Wenzel Bandkraften Blaufrankisch 2002, 750 mlfrom Wenzel (View all)
Blaufrankisch is a red wine grape grown primarily in Austria, but they are giving it a go in Washington state as well (where they call it Lemberger). The name Blaufrankisch probably dates back to the time of Charlemagne who classified valued varieties as Frankish or Franconian. If that’s true, then his assessment of this grape was spot on and vintner Michael Wenzel shows it off to its best advantage. Bandkraften is the name of the vineyard where the grapes come from and this 2001 vintage was aged for 18 months in small oak barrels, 30% of which were new and 70% used. The Bandkraften is Wenzel’s top-line Blaufrankisch wine and it’s a stunner: black and red berry notes mix it up with dashes of spice and a hint of wood.

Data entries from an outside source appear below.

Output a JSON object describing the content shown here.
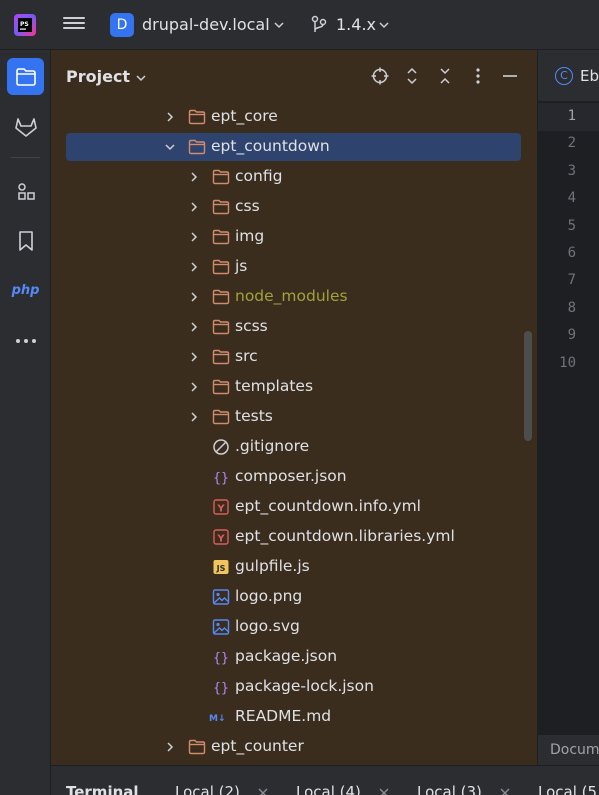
{
  "titlebar": {
    "project_initial": "D",
    "project_name": "drupal-dev.local",
    "branch": "1.4.x"
  },
  "stripe": {
    "php_label": "php"
  },
  "panel": {
    "title": "Project"
  },
  "tree": [
    {
      "label": "ept_core",
      "type": "folder",
      "indent": 0,
      "expanded": false,
      "excluded": false
    },
    {
      "label": "ept_countdown",
      "type": "folder",
      "indent": 0,
      "expanded": true,
      "selected": true,
      "excluded": false
    },
    {
      "label": "config",
      "type": "folder",
      "indent": 1,
      "expanded": false,
      "excluded": false
    },
    {
      "label": "css",
      "type": "folder",
      "indent": 1,
      "expanded": false,
      "excluded": false
    },
    {
      "label": "img",
      "type": "folder",
      "indent": 1,
      "expanded": false,
      "excluded": false
    },
    {
      "label": "js",
      "type": "folder",
      "indent": 1,
      "expanded": false,
      "excluded": false
    },
    {
      "label": "node_modules",
      "type": "folder",
      "indent": 1,
      "expanded": false,
      "excluded": true
    },
    {
      "label": "scss",
      "type": "folder",
      "indent": 1,
      "expanded": false,
      "excluded": false
    },
    {
      "label": "src",
      "type": "folder",
      "indent": 1,
      "expanded": false,
      "excluded": false
    },
    {
      "label": "templates",
      "type": "folder",
      "indent": 1,
      "expanded": false,
      "excluded": false
    },
    {
      "label": "tests",
      "type": "folder",
      "indent": 1,
      "expanded": false,
      "excluded": false
    },
    {
      "label": ".gitignore",
      "type": "ignore",
      "indent": 1
    },
    {
      "label": "composer.json",
      "type": "json",
      "indent": 1
    },
    {
      "label": "ept_countdown.info.yml",
      "type": "yaml",
      "indent": 1
    },
    {
      "label": "ept_countdown.libraries.yml",
      "type": "yaml",
      "indent": 1
    },
    {
      "label": "gulpfile.js",
      "type": "js",
      "indent": 1
    },
    {
      "label": "logo.png",
      "type": "image",
      "indent": 1
    },
    {
      "label": "logo.svg",
      "type": "image",
      "indent": 1
    },
    {
      "label": "package.json",
      "type": "json",
      "indent": 1
    },
    {
      "label": "package-lock.json",
      "type": "json",
      "indent": 1
    },
    {
      "label": "README.md",
      "type": "markdown",
      "indent": 1
    },
    {
      "label": "ept_counter",
      "type": "folder",
      "indent": 0,
      "expanded": false,
      "excluded": false
    }
  ],
  "icons": {
    "yaml_glyph": "Y",
    "js_glyph": "JS",
    "md_glyph": "M↓",
    "json_glyph": "{}"
  },
  "editor": {
    "tab_icon_letter": "C",
    "tab_label": "Eb",
    "line_numbers": [
      "1",
      "2",
      "3",
      "4",
      "5",
      "6",
      "7",
      "8",
      "9",
      "10"
    ],
    "footer_label": "Docum"
  },
  "terminal": {
    "title": "Terminal",
    "tabs": [
      "Local (2)",
      "Local (4)",
      "Local (3)",
      "Local (5"
    ]
  },
  "colors": {
    "accent": "#3574f0",
    "folder": "#d28c6c",
    "excluded": "#a2a23a",
    "selection": "#2e436e",
    "panel_bg": "#3a2d1e"
  }
}
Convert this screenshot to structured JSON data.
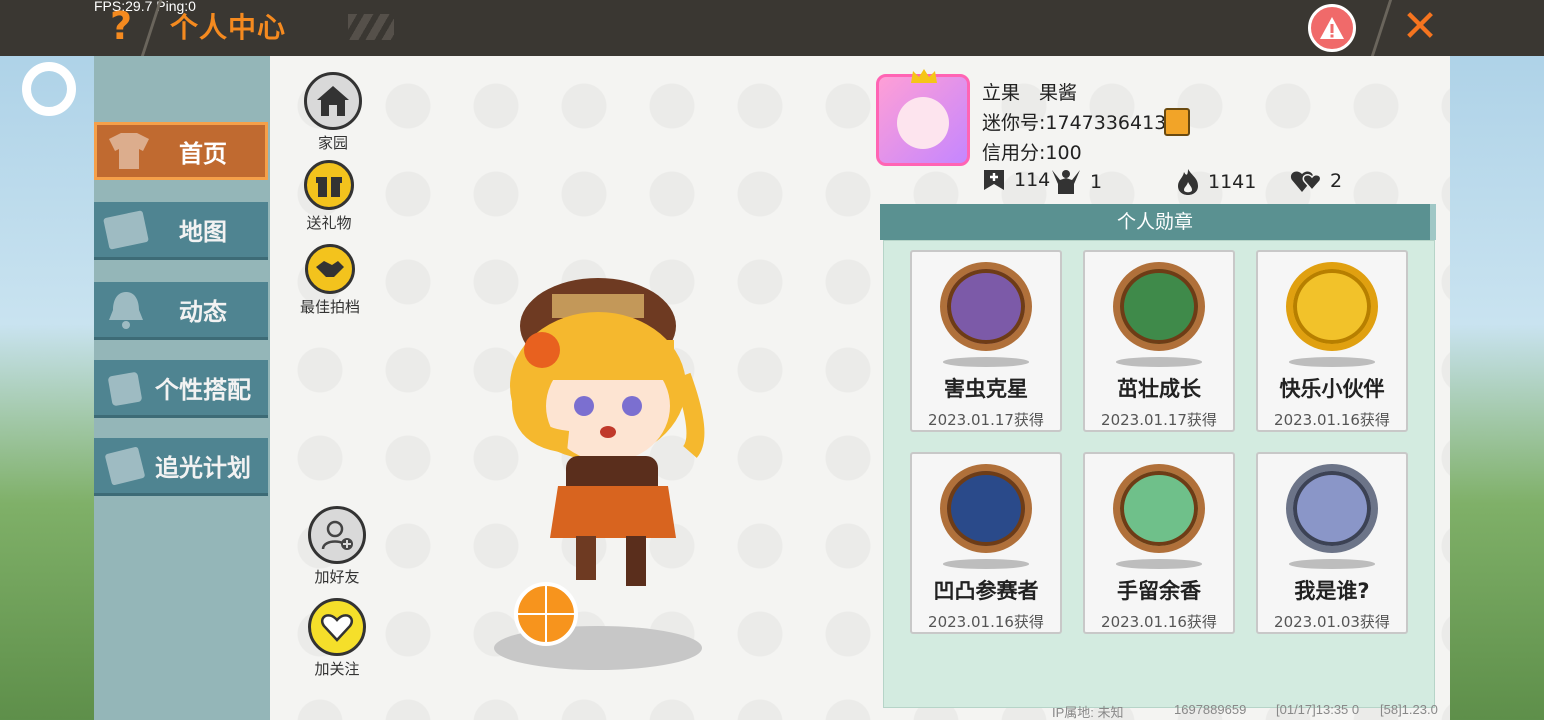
{
  "header": {
    "fps_text": "FPS:29.7  Ping:0",
    "title": "个人中心",
    "help_icon": "question-mark-icon",
    "report_icon": "warning-triangle-icon",
    "close_icon": "close-x-icon"
  },
  "sidebar": {
    "items": [
      {
        "label": "首页",
        "icon": "shirt-icon",
        "active": true
      },
      {
        "label": "地图",
        "icon": "map-picture-icon",
        "active": false
      },
      {
        "label": "动态",
        "icon": "bell-icon",
        "active": false
      },
      {
        "label": "个性搭配",
        "icon": "character-icon",
        "active": false
      },
      {
        "label": "追光计划",
        "icon": "plan-card-icon",
        "active": false
      }
    ]
  },
  "actions": {
    "home": "家园",
    "gift": "送礼物",
    "partner": "最佳拍档",
    "add_friend": "加好友",
    "follow": "加关注"
  },
  "profile": {
    "name": "立果　果酱",
    "mini_id": "迷你号:1747336413",
    "credit": "信用分:100",
    "stats": [
      {
        "icon": "bookmark-plus-icon",
        "value": "114"
      },
      {
        "icon": "cheer-person-icon",
        "value": "1"
      },
      {
        "icon": "flame-icon",
        "value": "1141"
      },
      {
        "icon": "hearts-icon",
        "value": "2"
      }
    ]
  },
  "medals": {
    "title": "个人勋章",
    "items": [
      {
        "name": "害虫克星",
        "date": "2023.01.17获得",
        "color": "#7c5aa8"
      },
      {
        "name": "茁壮成长",
        "date": "2023.01.17获得",
        "color": "#3f8a4a"
      },
      {
        "name": "快乐小伙伴",
        "date": "2023.01.16获得",
        "color": "#f2c22a"
      },
      {
        "name": "凹凸参赛者",
        "date": "2023.01.16获得",
        "color": "#2a4a8a"
      },
      {
        "name": "手留余香",
        "date": "2023.01.16获得",
        "color": "#6fc08a"
      },
      {
        "name": "我是谁?",
        "date": "2023.01.03获得",
        "color": "#8a96c8"
      }
    ]
  },
  "footer": {
    "ip": "IP属地: 未知",
    "code": "1697889659",
    "time": "[01/17]13:35 0",
    "version": "[58]1.23.0"
  }
}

|Wine & Spirits||93 - “Wenzel’s Blaufrankisch from the Bandkraften vineyard is rapidly becoming one of the premier red wines of the Neusidlersee region. From the spicy black fruit to the suave, silky tannins, this feels seamless and balanced, its deep flavors picking up exotic accents of black pepper, sumac and Sichuan peppercorn. It’s youthful and energetic, very primary in its tension and freshness of fruit.”|
|Bottle size (ml)||750 ml|
|Residual Sugar||1.6 g/l|
|Cellar potential||Mid term|
The Wenzel wine cellar, located in the heart of the town of Rust, is over 400 years old. When you step inside the first thing you see is an enormous wooden grape press, weathered and ancient like some old grand leviathan. Scratched into the wood you can make out graffiti dating back 100 years.
They stopped using it just 4 years ago.
That‘s how it goes here at Winery Wenzel (“Family run since 1647”) History and tradition run very deep and result in some of the most exquisite noble sweet wines in the world. Their Ruster Ausbruch ‘Saz’ blends Furmint and Gelber Muskateller, which is the recipe followed for hundreds of years and only recently revived by this house. For those more familiar with Trockenbeerenauslese (TBA), Michael Wenzel describes it as such: “The difference between Ausbruch and TBA is a matter of finesse and elegance. The acidity is more pronounced in Ausbruch, while TBA tends to be sweeter.”
But there are distinct new world influences here as well: Michael Wenzel, the latest in the family line, spent time working at the Happ winery in New Zealand and traveled extensively to see and learn how the new world is making great wines before taking over the reins at home. This bridge from old to new shows off best in the red wines: a traditional Austrian varietal such as Blaufršnkisch gives a nod to international wine tastes while still remaining true to its varietal and terroir: the result is a powerhouse both like and unlike anything most folks have quaffed. Michael: “We want to bring back [the red wine's] reputation. To maintain individual styles, but to discuss issues such as oak, acidity to sugar relation, the elegance, the drinkability of the wines. There is a new generation here that understands the importance of creating a prestigious product.”
The west side of the lake... The Austrian wine establishment has now begun to call this region Leithaberg, after the local hillsides themselves, although it is hard to imagine winegrowing in this region without the benificent influence of the lake. The free city of Rust has been famous for its sweet wines for centuries, now producing memorable reds and dry whites as well. The towns of St Margarethen, Donnerskirchen and Grossh√∂flein are all proving to be sources of excellent grapes from the varieties Blaufr√§nkisch and St Laurent, as well as for the more surprising Sauvignon Blanc. The major municipality Eisenstadt is the capital of Burgenland; the area has been settled since the early Iron Age, and evidence of viticulture exists in Celtic hill burials from nearly three thousand years ago.